As an avid social media user, I am still by no means ignorant of the negative impact that digital technologies can have on societies, communities and individuals when it is misused and abused.

I understand and sympathise with those who have been harmed by it. Those who have been and are victims of cyber-bullying, those who have been subjected to predatory advances, young people who have lost themselves in narcissism by using platforms such as Instagram for superficial self-gratification.

I also commend people such as Essena O’Neill, whose brave initiative ‘Let’s Be Game Changers’ arose from the pain she experienced through the ‘fame’ and popularity she gained as a model on social media. If you haven’t yet, read her story here, it’s an intriguing one.

So yes, I am not ignorant at all to the above. I just prefer to focus my energies on the positive social change that can result from inspired, well-intentioned social campaigns. This is where technology can truly shine, where creative ideas, engaging stories and uplifting messages can be shared. Where philanthropy can be on each and every one of our agendas, not only because of greater accessibility but also because of greater awareness which evokes that bead of compassion that lies within all of us.

This is social change in the online sphere that is powerful enough to generate social change in the real world in which we live.

I recently stumbled on a perfect example of this during an evening of scouring Instagram for inspiration. I discovered a beautiful organisation called Sole Hope which works to alleviate foot-related diseases which greatly impact children and communities in Uganda, by offering medical relief, education, jobs and financial support.

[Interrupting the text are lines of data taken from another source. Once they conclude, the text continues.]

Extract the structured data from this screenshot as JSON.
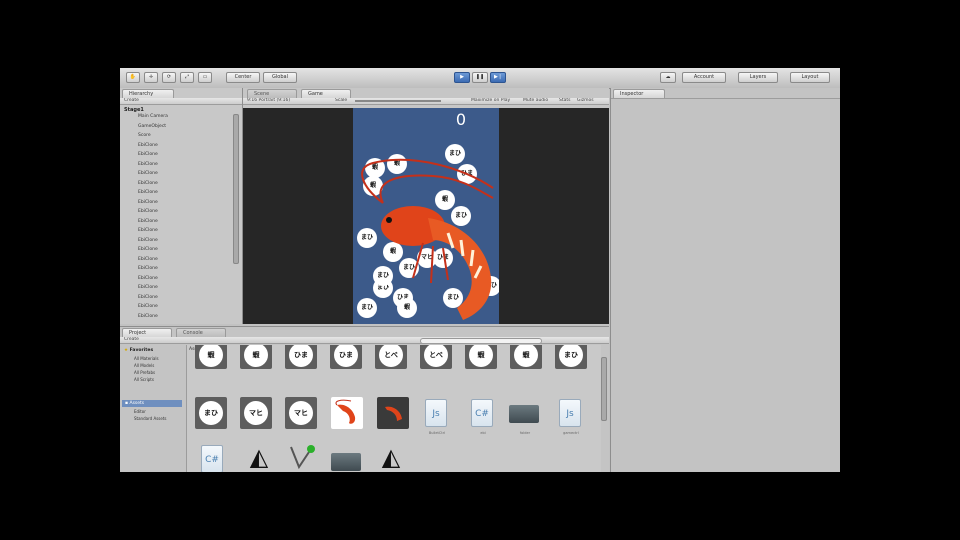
{
  "toolbar": {
    "pivot_label": "Center",
    "space_label": "Global",
    "layers_label": "Layers",
    "layout_label": "Layout",
    "account_label": "Account"
  },
  "hierarchy": {
    "tab": "Hierarchy",
    "create_label": "Create",
    "scene_name": "Stage1",
    "items": [
      "Main Camera",
      "GameObject",
      "Score",
      "EbiClone",
      "EbiClone",
      "EbiClone",
      "EbiClone",
      "EbiClone",
      "EbiClone",
      "EbiClone",
      "EbiClone",
      "EbiClone",
      "EbiClone",
      "EbiClone",
      "EbiClone",
      "EbiClone",
      "EbiClone",
      "EbiClone",
      "EbiClone",
      "EbiClone",
      "EbiClone",
      "EbiClone"
    ]
  },
  "views": {
    "scene_tab": "Scene",
    "game_tab": "Game",
    "aspect_label": "9:16 Portrait (9:16)",
    "scale_label": "Scale",
    "maximize_label": "Maximize on Play",
    "mute_label": "Mute audio",
    "stats_label": "Stats",
    "gizmos_label": "Gizmos"
  },
  "game": {
    "score": "0",
    "bubbles": [
      "まひ",
      "蝦",
      "蝦",
      "まひ",
      "まひ",
      "蝦",
      "ひま",
      "蝦",
      "蝦",
      "ひま",
      "まひ",
      "ひま",
      "マヒ",
      "まひ",
      "まひ",
      "まひ",
      "蝦",
      "まひ",
      "蝦",
      "まひ"
    ]
  },
  "inspector": {
    "tab": "Inspector"
  },
  "project": {
    "tab": "Project",
    "console_tab": "Console",
    "create_label": "Create",
    "favorites_label": "Favorites",
    "favorites": [
      "All Materials",
      "All Models",
      "All Prefabs",
      "All Scripts"
    ],
    "assets_label": "Assets",
    "folders": [
      "Editor",
      "Standard Assets"
    ],
    "breadcrumb": "Assets",
    "row1": [
      "蝦",
      "蝦",
      "ひま",
      "ひま",
      "とべ",
      "とべ",
      "蝦",
      "蝦",
      "まひ"
    ],
    "row2": [
      "まひ",
      "マヒ",
      "マヒ"
    ],
    "doc_labels": [
      "Js",
      "C#",
      "Js"
    ],
    "names_row2": [
      "BulletCtrl",
      "ebi",
      "folder",
      "gamectrl"
    ]
  },
  "colors": {
    "game_bg": "#3c5a8a",
    "shrimp": "#e0441a",
    "accent_blue": "#3c6bb3"
  }
}
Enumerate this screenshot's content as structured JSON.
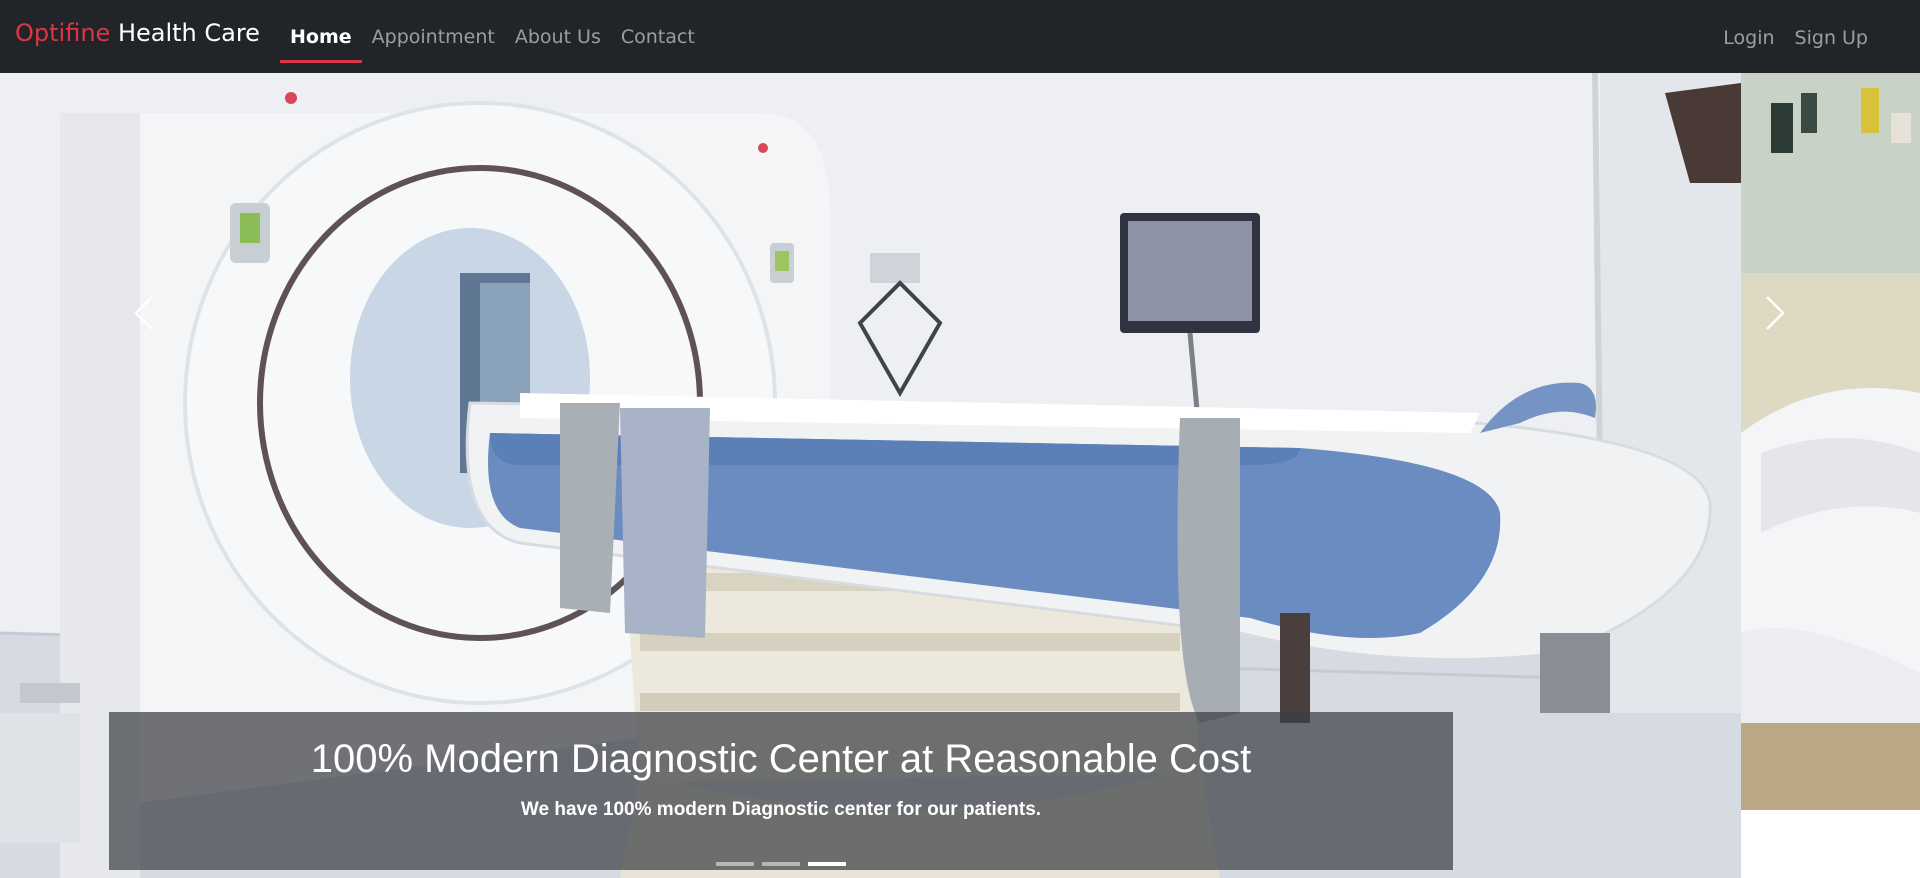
{
  "brand": {
    "accent": "Optifine",
    "rest": "Health Care"
  },
  "nav": {
    "left": [
      {
        "label": "Home",
        "active": true
      },
      {
        "label": "Appointment",
        "active": false
      },
      {
        "label": "About Us",
        "active": false
      },
      {
        "label": "Contact",
        "active": false
      }
    ],
    "right": [
      {
        "label": "Login"
      },
      {
        "label": "Sign Up"
      }
    ]
  },
  "carousel": {
    "caption_title": "100% Modern Diagnostic Center at Reasonable Cost",
    "caption_text": "We have 100% modern Diagnostic center for our patients.",
    "slide_count": 3,
    "active_slide": 3,
    "controls": {
      "prev_icon": "chevron-left-icon",
      "next_icon": "chevron-right-icon"
    }
  },
  "colors": {
    "navbar_bg": "#212529",
    "brand_accent": "#dc3545",
    "nav_inactive": "#8b8e91",
    "nav_active": "#ffffff"
  }
}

Founders Asher and Dru Collie felt called to do something after watching a YouTube video on the devastating impact on ‘jiggers’ which breed in the feet of African children causing them great pain, leading to disease and paralysis. Theirs is an inspired story of wanting to create positive social change. 

What forms part of the Sole Hope project is the idea that an old pair of jeans can be recycled to produce a pair of denim closed-toed shoes that an African child can wear to protect their feet from further infection. What a truly powerful message in that what seems so common and basic to our everyday lives, can in fact make an enormous difference to the lives of those in impoverished communities. How very blessed we are.

I immediately followed the Sole Hope Instagram account upon seeing the work that they do through the inspired and moving imagery in their posts. I’ll admit that some of the photos began to appear blurry through my tears. How amazing that social media has the ability to connect us so instantaneously to such humanitarian causes. How even the smallest organisations now have the opportunity to raise awareness without the necessary funds required to activate large scale above-the-line advertising campaigns.

Sole Hope are one of many fantastic organisations around the world creating social change and I am grateful that through social media, I was able to learn about their story. It is social for the sole yes, but also for the soul.

In this digital age, we have the power to communicate with more people than ever before, so why not use this power to empower others? There is only so much blame we can attribute to the physical constructs of media and technology, the rest is up to us. How do we best serve the tools provided to us? How do we maximise their potential to generate constructive conversation, ideas and values? How do we as global citizens incite positive social change, both online and offline?

social for the sole (soul)

these wounds

Oh these wounds, they’ve reopened
I might cry from the pain
Once so clear, not so broken
Yet it’s happened again

I walked with a mask, hid behind it each day
Stuck in my ways, neglecting the core
Now the monster’s unleashed, unexpected
I fear greater impact than ever before

A new season begins but my body’s rejected
Outside and inside, without harmony
The smaller I am, the smaller I feel
So far removed from whom I’m set to be

So this is a hurdle, a serious trial
A test of my strength, power of faith
The monster relentless at leading me down
Still I live with the hope that I will be saved

I’m giving it all, the ache and the hurt
I surrender to Him as I’m on my knees
I won’t let is waver, I will hold on
For only His grace can set me free.

these wounds